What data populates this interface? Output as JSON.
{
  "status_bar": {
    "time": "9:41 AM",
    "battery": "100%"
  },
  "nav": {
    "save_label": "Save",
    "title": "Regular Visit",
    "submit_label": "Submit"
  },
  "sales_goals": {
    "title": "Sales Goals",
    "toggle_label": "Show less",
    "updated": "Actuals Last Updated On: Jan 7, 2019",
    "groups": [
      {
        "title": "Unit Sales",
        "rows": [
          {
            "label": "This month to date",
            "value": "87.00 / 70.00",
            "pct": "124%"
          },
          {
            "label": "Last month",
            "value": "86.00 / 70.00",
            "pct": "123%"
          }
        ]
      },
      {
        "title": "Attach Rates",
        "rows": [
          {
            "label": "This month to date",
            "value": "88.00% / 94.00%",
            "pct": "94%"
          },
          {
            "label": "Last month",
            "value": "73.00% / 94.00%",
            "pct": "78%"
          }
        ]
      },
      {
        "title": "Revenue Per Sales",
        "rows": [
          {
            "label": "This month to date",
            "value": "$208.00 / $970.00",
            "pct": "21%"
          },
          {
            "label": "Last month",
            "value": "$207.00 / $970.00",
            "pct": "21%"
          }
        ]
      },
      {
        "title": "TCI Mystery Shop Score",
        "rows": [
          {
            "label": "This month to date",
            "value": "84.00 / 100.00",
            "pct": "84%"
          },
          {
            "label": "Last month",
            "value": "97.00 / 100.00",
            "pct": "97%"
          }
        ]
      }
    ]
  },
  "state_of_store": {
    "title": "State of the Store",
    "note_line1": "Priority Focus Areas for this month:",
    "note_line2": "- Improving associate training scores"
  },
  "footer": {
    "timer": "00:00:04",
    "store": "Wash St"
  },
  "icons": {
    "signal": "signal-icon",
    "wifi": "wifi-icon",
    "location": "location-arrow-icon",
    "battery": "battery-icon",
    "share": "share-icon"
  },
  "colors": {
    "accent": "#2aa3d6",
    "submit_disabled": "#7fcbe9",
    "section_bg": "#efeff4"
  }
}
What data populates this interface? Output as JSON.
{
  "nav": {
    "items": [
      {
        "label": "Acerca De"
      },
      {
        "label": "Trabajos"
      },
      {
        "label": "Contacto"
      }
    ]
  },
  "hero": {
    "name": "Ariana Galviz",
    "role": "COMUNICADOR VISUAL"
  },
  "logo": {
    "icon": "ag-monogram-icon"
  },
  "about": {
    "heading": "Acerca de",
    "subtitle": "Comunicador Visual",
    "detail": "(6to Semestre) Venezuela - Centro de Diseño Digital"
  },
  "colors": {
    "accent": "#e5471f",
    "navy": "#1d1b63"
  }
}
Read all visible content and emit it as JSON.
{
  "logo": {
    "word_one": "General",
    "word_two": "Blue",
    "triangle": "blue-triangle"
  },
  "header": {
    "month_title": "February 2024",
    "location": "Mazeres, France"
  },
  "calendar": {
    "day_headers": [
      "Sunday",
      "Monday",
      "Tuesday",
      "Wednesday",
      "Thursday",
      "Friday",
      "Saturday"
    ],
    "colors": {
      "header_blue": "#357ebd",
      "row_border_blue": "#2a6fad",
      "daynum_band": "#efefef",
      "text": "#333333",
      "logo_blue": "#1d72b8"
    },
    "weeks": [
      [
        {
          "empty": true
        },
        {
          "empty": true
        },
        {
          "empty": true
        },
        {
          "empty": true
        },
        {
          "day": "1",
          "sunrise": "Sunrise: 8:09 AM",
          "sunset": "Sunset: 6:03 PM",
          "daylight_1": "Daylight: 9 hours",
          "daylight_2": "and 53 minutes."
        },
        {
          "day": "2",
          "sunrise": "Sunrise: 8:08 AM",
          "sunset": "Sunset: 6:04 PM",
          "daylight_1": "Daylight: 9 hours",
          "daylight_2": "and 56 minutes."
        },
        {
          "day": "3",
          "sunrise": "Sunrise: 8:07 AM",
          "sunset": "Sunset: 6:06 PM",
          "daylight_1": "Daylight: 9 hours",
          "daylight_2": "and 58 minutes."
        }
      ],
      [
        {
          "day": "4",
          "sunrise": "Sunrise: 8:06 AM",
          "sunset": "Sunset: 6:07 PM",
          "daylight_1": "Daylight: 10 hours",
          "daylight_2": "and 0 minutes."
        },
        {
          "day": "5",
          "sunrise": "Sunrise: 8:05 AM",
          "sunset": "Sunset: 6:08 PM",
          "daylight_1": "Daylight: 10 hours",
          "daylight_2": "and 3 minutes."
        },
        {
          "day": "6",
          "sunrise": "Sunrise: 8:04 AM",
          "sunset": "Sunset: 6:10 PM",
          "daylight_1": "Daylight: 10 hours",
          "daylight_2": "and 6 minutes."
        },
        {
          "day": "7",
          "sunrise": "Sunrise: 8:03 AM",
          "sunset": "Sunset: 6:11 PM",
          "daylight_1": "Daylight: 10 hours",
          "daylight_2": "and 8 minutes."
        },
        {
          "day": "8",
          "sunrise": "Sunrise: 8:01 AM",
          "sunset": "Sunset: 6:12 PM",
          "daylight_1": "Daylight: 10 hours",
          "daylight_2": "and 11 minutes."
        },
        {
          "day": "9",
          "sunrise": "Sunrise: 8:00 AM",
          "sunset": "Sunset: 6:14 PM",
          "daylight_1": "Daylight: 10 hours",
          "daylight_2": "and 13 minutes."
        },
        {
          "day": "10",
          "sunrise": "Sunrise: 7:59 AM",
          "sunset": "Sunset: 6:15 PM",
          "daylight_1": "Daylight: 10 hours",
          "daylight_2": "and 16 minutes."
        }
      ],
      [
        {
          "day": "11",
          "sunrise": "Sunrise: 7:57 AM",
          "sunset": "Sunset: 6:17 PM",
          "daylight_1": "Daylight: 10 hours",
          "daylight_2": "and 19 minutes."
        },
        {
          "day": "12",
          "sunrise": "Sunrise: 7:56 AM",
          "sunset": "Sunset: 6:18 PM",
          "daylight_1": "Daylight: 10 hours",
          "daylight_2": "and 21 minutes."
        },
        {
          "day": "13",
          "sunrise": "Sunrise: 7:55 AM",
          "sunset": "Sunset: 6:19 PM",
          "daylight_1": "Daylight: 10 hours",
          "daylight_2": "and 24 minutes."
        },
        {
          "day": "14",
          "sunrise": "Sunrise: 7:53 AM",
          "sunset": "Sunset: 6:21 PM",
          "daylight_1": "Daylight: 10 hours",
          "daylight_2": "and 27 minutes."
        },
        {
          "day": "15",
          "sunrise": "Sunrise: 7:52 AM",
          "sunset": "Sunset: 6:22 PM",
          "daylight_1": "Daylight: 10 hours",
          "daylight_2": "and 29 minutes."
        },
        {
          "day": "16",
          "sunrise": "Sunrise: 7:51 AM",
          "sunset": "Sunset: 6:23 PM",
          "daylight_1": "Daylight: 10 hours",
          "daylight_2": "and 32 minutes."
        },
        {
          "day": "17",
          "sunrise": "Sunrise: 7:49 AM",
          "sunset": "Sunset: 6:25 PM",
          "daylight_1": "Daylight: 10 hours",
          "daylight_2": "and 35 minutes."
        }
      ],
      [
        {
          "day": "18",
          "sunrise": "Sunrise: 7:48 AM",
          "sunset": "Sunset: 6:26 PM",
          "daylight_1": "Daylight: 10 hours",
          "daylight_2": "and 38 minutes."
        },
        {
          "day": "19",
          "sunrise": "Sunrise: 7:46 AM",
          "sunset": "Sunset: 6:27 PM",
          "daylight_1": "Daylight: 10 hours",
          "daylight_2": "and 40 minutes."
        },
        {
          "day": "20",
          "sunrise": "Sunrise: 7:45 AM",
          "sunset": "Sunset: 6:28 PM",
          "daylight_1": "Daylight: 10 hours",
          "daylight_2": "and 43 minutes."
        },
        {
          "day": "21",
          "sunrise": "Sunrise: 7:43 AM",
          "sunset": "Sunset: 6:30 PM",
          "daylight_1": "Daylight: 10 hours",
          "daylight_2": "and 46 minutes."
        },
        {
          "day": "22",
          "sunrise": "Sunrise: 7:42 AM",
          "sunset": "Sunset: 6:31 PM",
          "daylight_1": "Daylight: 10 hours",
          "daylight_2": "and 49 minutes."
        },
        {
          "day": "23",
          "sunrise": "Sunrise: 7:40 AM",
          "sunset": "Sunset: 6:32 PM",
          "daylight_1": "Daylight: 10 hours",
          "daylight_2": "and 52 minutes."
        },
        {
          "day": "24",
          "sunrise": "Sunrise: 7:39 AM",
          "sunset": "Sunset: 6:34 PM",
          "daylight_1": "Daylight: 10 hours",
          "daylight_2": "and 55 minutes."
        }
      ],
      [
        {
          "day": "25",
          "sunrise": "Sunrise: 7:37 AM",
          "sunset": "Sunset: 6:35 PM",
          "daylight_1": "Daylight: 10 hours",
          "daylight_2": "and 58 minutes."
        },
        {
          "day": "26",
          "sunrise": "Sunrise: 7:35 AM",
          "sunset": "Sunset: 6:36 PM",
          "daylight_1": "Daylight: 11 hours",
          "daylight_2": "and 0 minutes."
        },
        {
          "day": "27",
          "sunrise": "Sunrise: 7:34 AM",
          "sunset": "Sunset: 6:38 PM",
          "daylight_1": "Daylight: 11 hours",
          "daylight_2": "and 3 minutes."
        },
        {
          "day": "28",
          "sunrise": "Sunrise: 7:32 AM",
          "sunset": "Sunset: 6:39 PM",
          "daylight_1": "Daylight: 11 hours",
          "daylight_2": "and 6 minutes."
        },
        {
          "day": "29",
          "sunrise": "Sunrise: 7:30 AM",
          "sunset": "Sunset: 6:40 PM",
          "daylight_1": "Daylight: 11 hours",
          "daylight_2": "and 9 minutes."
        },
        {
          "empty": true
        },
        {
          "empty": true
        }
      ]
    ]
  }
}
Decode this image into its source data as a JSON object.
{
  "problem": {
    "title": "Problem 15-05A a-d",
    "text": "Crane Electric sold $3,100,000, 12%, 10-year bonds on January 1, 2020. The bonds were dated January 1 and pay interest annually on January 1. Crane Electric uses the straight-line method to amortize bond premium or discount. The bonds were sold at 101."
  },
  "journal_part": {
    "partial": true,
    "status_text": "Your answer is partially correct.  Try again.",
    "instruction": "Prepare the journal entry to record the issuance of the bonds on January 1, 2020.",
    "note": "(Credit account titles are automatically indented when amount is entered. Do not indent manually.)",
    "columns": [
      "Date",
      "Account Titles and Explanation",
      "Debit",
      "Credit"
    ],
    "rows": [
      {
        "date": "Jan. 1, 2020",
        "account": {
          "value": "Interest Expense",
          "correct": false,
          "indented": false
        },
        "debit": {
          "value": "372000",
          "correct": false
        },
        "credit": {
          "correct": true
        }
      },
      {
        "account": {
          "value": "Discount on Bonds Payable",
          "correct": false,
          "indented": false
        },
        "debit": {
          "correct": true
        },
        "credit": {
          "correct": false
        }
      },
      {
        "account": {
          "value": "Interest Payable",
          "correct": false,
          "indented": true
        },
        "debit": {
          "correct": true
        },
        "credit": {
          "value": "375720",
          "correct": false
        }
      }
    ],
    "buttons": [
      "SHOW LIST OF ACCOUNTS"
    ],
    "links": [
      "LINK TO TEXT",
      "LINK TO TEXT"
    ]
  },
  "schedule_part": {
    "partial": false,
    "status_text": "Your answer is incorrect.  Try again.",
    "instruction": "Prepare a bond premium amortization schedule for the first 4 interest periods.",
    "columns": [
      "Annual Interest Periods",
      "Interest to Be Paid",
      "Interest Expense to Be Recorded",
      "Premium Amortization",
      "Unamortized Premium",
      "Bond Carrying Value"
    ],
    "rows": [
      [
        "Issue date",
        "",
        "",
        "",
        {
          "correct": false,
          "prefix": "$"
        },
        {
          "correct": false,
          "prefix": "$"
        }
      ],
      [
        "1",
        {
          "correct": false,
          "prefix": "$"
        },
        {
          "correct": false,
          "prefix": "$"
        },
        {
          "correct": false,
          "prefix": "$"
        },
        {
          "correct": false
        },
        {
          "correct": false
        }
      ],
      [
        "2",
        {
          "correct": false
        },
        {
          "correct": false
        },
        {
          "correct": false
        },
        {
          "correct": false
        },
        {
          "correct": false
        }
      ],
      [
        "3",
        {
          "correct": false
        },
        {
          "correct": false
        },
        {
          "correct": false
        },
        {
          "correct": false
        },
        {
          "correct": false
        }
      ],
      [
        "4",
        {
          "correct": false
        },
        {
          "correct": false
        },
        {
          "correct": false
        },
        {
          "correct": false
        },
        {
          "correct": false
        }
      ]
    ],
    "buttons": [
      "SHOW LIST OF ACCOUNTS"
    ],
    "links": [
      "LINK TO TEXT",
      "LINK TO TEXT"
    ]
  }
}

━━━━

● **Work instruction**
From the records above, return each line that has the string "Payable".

● **Written response**
          "value": "Discount on Bonds Payable",
          "value": "Interest Payable",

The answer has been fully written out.